> _EXTRACTED ENTRIES_:

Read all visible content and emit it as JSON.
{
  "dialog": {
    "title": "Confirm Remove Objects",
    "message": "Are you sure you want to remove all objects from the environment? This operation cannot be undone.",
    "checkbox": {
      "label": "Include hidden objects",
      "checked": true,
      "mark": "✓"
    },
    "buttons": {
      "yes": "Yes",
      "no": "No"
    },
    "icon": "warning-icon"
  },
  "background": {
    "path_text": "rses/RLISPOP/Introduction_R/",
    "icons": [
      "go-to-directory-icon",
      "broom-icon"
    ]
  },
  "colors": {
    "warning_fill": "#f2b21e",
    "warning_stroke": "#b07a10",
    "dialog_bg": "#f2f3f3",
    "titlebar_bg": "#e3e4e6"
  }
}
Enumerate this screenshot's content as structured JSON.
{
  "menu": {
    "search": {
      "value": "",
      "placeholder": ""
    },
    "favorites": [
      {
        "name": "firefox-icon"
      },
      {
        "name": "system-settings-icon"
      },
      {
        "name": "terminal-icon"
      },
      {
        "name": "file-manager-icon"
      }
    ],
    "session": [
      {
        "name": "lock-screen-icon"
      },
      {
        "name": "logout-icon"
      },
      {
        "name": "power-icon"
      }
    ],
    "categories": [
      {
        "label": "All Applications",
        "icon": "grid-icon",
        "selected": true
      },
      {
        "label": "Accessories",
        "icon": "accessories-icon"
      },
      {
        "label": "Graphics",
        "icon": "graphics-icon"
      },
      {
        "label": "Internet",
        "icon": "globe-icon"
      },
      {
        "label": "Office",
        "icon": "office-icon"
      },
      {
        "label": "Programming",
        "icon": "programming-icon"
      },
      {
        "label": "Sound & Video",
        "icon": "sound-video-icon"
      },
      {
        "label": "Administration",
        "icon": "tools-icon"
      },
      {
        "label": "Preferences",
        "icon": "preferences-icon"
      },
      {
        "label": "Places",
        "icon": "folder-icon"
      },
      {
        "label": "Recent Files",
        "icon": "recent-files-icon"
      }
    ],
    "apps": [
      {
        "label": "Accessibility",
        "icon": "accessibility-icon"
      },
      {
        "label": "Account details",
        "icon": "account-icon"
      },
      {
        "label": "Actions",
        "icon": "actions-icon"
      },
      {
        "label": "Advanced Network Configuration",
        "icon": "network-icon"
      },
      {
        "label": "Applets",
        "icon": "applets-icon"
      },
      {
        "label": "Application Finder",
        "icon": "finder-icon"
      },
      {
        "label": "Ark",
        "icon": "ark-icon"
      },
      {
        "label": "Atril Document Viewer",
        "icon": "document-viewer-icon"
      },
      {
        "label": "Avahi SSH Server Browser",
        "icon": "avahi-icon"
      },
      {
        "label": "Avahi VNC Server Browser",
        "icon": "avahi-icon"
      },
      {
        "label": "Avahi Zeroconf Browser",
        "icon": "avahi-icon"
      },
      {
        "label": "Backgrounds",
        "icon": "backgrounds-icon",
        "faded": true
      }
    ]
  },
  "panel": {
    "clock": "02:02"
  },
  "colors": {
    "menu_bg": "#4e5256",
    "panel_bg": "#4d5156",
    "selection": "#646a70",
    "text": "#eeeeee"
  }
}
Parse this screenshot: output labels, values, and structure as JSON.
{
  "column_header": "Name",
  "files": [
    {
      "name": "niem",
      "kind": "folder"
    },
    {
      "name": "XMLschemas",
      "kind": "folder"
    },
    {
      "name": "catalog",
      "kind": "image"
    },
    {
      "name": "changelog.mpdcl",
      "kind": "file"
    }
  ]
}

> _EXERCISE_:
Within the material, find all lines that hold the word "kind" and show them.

> _RESPONSE_:
      "kind": "folder"
      "kind": "folder"
      "kind": "image"
      "kind": "file"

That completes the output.